We work with large and tiny companies. We help companies with big budgets (that are coming from even larger budgets). We usually think they’re wasting more money than they realize. We also help people with tiny budgets. These budgets are coming from the personal bank accounts of entrepreneurs who have a dream.
The small budgets are the ones that are inspiring. They’re the ones that force creativity within tight constraints.
We’re inspired by the type of people who utter, “I need to be awesome at social media and I need to spend $0 doing it.” The folks who say, “I need to build a membership site and an affiliate program and I can’t pay $300/mo to keep it running.”
The constraints force creativity.
The Wonder Jam won’t last long if we decide to charge $0 for our services, but the tiny budgets are the ones that force effectiveness. The same is true for the constraint of time.
A business owner doesn’t have time to be constantly monitoring Twitter, Facebook, Instagram and blogging every day. They don’t have hours, they have minutes.
The most amazing thing about the Internet is that it’s providing a marketing vehicle for businesses, people and ideas that gives you as much power as the large brands. You can reach an audience just like Coca-Cola can reach an audience (and in the same space).
Let’s take a moment and just acknowledge that this is historic.
This wasn’t true with any type of media in the past. Billboards, radio, television, print, door-to-door, etc. None of those were open to the teeny, tiny businesses.
The smallness is power.
Too often I see entrepreneurs trying to pretend they’re large when their smallness is an advantage.
The smallness of energy is another powerful constraint. Large companies have to worry about operations and marketing and sales and HR and customer satisfaction and quality control and … and … and … (the list goes on and on).
When you don’t have the time/money/energy to worry about so many things, you’re forced to focus. You’re forced to keep your energy and attention and creativity pointed in a specific direction.
This is powerful.
Allow your smallness to feel big. Let others know your focus. Let them see your laser-like focus and – if they’re the right audience for you – feel it focused on them.
This was true in theatre world in chicago. Some of the best shows i ever saw had the lowest budgets.
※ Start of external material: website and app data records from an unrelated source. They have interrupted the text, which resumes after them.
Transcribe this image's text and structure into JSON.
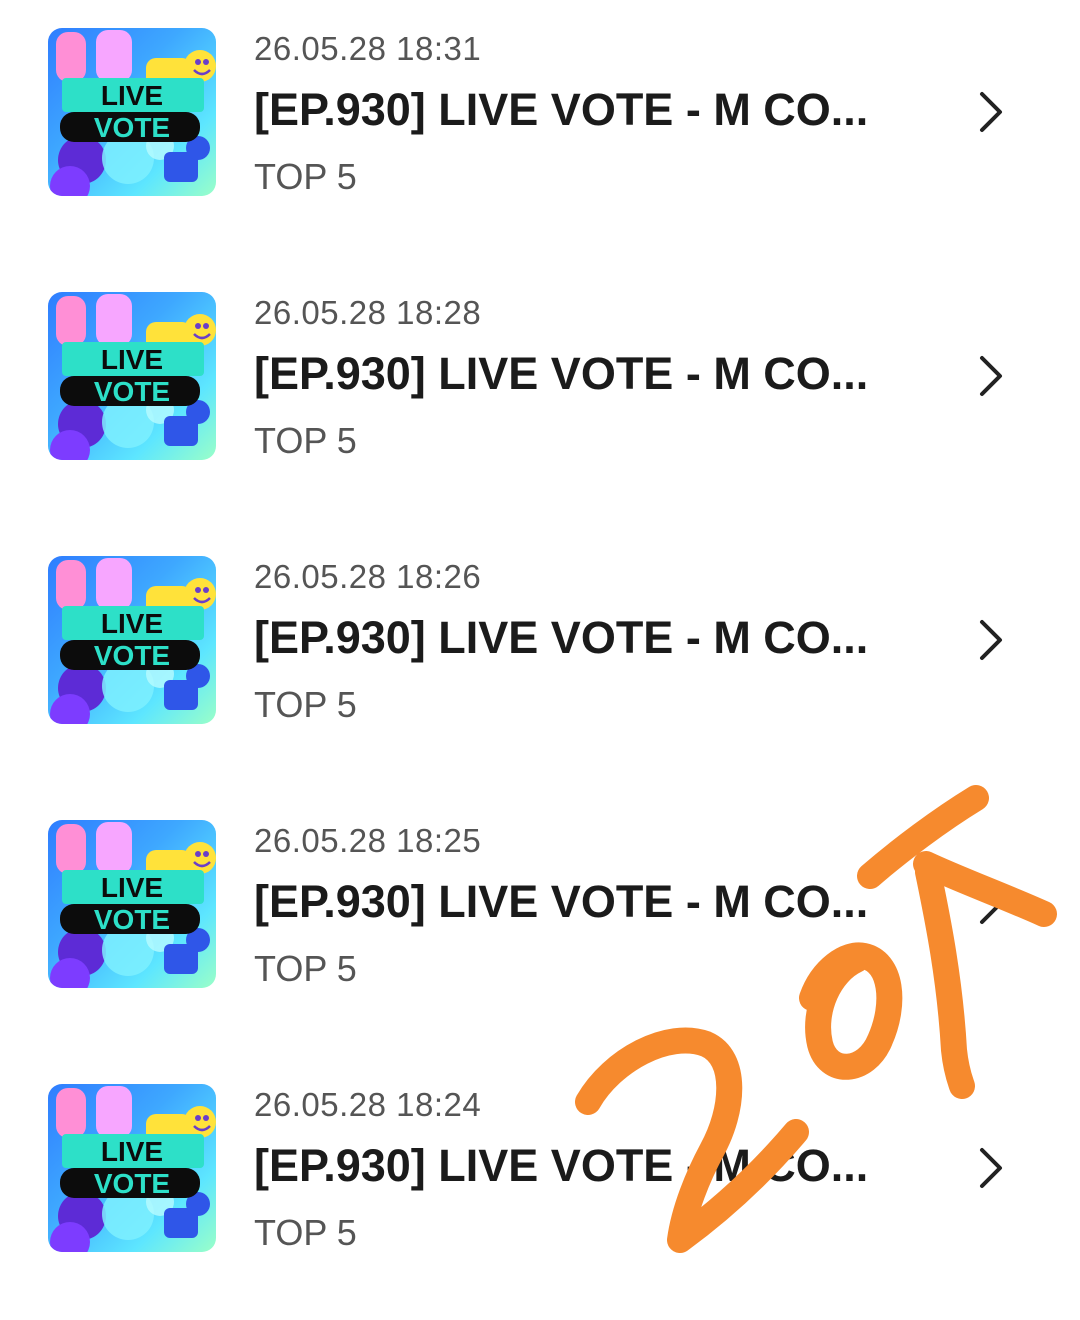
{
  "list": {
    "items": [
      {
        "timestamp": "26.05.28 18:31",
        "title": "[EP.930] LIVE VOTE - M CO...",
        "subtitle": "TOP 5",
        "thumb_text_line1": "LIVE",
        "thumb_text_line2": "VOTE"
      },
      {
        "timestamp": "26.05.28 18:28",
        "title": "[EP.930] LIVE VOTE - M CO...",
        "subtitle": "TOP 5",
        "thumb_text_line1": "LIVE",
        "thumb_text_line2": "VOTE"
      },
      {
        "timestamp": "26.05.28 18:26",
        "title": "[EP.930] LIVE VOTE - M CO...",
        "subtitle": "TOP 5",
        "thumb_text_line1": "LIVE",
        "thumb_text_line2": "VOTE"
      },
      {
        "timestamp": "26.05.28 18:25",
        "title": "[EP.930] LIVE VOTE - M CO...",
        "subtitle": "TOP 5",
        "thumb_text_line1": "LIVE",
        "thumb_text_line2": "VOTE"
      },
      {
        "timestamp": "26.05.28 18:24",
        "title": "[EP.930] LIVE VOTE - M CO...",
        "subtitle": "TOP 5",
        "thumb_text_line1": "LIVE",
        "thumb_text_line2": "VOTE"
      }
    ]
  },
  "annotation": {
    "handwritten_text": "20↑",
    "color": "#f68a2e"
  },
  "colors": {
    "title": "#1b1b1b",
    "meta": "#555555",
    "chevron": "#222222",
    "thumb_banner": "#2de0c8",
    "thumb_banner_dark": "#0c0c0c"
  },
  "icons": {
    "row_action": "chevron-right-icon",
    "thumbnail": "live-vote-thumbnail"
  }
}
Adam Lehman says
Sometimes the most creative work comes out of very constrained environments: http://www.wired.com/2015/05/cimavax-roswell-park-cancer-institute/